2.) While we are on the topic of appearance, my wardrobe may just save my life! Anyone ever see the victim get offed while wearing her husband’s faded PT gear and fuzzy slippers? I think not. So while, they may not be flattering, the OD green may just save my life. (Bonus: stretchy waistband for the late-night snacking done while waiting to be killed by logger-fishermen.)

By the way, the dog has now given up on me and begun snoring as I write this. Apparently his concern about boogie men is slightly less than his concern for napping.

3.) I am also lacking the necessary tools to fend off a serial killer. Such things as large, dull kitchen knives are not existent in my home. Also conspicuously missing from the set are: little-league baseball bats, hockey sticks, brass candle sticks and other random, ineffective self-defense items. Though I admit the legos strung across the floor of my house would be a good deterrent to anyone not wearing heavy-soled boots… The movie is never as exciting when the victim takes down the creep with a 12 gauge as he is coming through the front door. (Actually that would be rather anti-climactic, don’t you think?)
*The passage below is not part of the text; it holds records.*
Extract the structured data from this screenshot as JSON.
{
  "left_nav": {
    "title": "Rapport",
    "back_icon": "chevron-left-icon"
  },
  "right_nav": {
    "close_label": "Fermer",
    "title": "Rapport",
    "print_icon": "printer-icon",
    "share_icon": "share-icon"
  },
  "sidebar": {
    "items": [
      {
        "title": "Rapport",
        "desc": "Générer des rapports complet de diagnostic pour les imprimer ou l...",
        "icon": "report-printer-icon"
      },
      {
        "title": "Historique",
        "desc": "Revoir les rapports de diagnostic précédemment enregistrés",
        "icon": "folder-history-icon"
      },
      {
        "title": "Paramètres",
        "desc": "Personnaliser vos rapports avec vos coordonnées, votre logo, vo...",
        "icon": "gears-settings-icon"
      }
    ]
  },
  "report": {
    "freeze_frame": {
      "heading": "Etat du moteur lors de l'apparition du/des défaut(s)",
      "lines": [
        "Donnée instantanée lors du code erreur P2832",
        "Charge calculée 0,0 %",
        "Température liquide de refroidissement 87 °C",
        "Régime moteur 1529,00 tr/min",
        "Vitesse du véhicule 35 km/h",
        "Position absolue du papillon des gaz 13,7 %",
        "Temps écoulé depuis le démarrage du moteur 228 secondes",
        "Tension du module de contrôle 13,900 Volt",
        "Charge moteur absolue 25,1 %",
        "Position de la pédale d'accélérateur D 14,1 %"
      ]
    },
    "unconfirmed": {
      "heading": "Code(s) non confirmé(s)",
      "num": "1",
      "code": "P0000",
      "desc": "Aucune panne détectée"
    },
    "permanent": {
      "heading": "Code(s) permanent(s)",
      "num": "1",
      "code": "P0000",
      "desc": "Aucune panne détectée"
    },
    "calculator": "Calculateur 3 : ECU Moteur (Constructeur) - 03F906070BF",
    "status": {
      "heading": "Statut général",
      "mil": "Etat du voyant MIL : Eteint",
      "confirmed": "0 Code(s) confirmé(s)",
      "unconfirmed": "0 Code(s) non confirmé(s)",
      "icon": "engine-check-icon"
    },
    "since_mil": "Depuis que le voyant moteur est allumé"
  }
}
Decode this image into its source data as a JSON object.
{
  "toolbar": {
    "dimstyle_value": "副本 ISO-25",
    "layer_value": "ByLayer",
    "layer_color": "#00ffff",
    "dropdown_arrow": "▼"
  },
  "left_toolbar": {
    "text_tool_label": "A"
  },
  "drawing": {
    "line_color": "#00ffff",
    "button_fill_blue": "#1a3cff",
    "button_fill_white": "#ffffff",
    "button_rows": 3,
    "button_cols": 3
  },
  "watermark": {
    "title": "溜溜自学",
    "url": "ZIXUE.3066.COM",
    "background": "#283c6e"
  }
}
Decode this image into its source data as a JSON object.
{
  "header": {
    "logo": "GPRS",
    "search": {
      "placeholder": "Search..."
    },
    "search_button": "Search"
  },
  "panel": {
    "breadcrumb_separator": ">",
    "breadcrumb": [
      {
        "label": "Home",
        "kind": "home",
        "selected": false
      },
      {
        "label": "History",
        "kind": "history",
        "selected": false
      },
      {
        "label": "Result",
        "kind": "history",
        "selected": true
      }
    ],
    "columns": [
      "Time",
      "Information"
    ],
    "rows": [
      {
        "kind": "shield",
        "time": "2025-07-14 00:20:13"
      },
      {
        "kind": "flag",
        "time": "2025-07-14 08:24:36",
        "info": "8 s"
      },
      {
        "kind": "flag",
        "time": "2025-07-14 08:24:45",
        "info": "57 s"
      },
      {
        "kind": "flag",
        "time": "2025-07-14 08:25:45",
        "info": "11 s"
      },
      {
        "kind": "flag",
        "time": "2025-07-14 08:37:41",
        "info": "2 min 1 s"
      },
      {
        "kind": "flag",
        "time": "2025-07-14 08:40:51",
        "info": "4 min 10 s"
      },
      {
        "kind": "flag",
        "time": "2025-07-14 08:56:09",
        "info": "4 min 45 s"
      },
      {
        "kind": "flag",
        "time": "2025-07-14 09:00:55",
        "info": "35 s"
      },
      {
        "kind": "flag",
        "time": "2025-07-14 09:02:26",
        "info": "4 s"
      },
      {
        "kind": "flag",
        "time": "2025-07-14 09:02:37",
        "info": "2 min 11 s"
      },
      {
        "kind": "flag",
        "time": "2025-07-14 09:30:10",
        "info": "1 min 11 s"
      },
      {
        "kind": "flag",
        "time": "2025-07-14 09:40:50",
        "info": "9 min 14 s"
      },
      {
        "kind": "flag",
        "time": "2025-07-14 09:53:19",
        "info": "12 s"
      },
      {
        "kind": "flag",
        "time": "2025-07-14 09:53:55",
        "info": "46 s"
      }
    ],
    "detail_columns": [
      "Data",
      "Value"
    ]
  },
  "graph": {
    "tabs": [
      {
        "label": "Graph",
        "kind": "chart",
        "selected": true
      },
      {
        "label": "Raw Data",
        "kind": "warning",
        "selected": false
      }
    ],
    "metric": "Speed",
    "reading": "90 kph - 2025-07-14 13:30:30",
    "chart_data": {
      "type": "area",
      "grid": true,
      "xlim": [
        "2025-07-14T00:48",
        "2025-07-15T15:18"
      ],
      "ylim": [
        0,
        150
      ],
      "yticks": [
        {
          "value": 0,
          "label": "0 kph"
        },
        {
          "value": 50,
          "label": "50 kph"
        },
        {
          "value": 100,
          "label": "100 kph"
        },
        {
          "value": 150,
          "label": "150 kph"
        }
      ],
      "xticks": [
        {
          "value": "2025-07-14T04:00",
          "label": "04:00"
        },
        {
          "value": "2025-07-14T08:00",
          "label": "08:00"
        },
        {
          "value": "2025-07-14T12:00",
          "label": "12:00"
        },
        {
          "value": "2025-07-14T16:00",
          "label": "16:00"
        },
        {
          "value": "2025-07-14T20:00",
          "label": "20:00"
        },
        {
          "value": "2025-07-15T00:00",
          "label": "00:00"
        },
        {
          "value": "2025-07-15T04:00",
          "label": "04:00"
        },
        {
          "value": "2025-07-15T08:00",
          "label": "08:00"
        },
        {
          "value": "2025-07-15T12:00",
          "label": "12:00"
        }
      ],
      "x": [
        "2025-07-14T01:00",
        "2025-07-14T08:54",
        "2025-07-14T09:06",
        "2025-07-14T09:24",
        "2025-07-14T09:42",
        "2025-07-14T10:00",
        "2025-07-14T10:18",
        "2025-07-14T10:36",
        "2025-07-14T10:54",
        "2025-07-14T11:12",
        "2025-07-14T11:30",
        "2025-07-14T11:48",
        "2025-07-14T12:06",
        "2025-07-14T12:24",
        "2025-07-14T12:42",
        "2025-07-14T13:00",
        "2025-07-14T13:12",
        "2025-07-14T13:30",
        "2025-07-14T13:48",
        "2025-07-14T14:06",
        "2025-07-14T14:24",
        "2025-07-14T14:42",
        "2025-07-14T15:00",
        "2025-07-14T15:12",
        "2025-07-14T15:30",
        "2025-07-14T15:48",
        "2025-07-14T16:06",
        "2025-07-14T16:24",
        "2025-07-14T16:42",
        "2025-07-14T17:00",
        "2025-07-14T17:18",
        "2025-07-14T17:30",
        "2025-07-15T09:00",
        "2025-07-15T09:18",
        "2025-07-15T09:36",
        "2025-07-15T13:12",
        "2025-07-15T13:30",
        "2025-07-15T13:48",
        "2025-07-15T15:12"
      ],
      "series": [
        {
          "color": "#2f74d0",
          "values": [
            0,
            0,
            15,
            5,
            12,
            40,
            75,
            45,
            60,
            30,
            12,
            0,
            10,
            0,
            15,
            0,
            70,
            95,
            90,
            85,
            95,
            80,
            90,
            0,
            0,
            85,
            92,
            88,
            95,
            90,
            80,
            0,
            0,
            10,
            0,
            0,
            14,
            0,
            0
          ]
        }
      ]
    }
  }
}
4.) The final missing element is the cast of characters. Every axe-murderer film has some essentials: the jock, the hunky love interest, the security guard/cop/former SEAL who dies saving everyone else, the nerd that should have been picked off first, but somehow survives (to hook up with Miss blond Plastic-chest) and the best friend who shows up at the end to wrap a blanket around the wet, but triumphant victim. (My bestie lives entirely too far away to drive that far just to wrap a blanket around my wet shoulders. ..also, it is not wet where I live, so I do not see this need. So never mind that…)

All in all, I think I am safe from the blue collar ax-murderer crowd. However, I think I might get eaten by wolves…

Man Skills

You want me to what?!

In our house we have had pretty stereotypical gender roles. I clean, bake, do laundry, grocery shop, etc… He did the lawn mowing, car stuff, and killed spiders. Then Mitch got blown up. So now, instead of him killing spiders, I stand in the living room having one-sided arguments with the dog about who has to do the smashing. (The dog always wins and goes to sleep while I dispose of the intruder.)

My dog completely not caring that I am about to be carried off by a pack of rabid tarantulas.


Spiders aside, I am now learning some new skills, like fire building, lawn mowing and wood cutting. Skills that are certainly okay, and probably good, for a woman to have, but none the less new to me. I think there may be a good reason I was born with baking skills and not lawn mowing skills: my yard looks something like blind beavers mowed the lawn while consuming large amounts of absinthe. Practice makes perfect, right? Since we have a riding mower Mitch does a lot of the mowing (Praise Jesus!) and my “skills” are only on display about once a year.

Car care, well I give up. I outsource for that. Mainly because I have a strong aversion to placing my hands any were I cannot see, something that is apparently required for anything more than checking fluid levels. I know how, I just don’t. We all have issues-don’t judge.

This is actually 4 rows deep, and no, I did not do it all alone.

This summer I taught myself how to split wood. Yes! Score one for Anna! It was a steep learning curve. My daughter asked me if I was okay. Twice. Then she suggested I ask the neighbor for help, which seems like a really brilliant idea for a seven year old, until I realized the neighbor she was referring to is the elderly man who lives up the hill. (It must have looked really bad to her, that she thought he would better at it.) However awkward and time consuming my splitting efforts were, they paid off and we now have a tidy stockpile of firewood.

manual labor: more fun than you are imagining!

… And a savings account for a hydraulic splitter.

Now that it is time to actually use said firewood I am practicing my fire building skills, which I will say I am good at. Perhaps I am channeling my inner Laura Ingalls, but my fire was quick-to-ignite and warm, so that is what matters!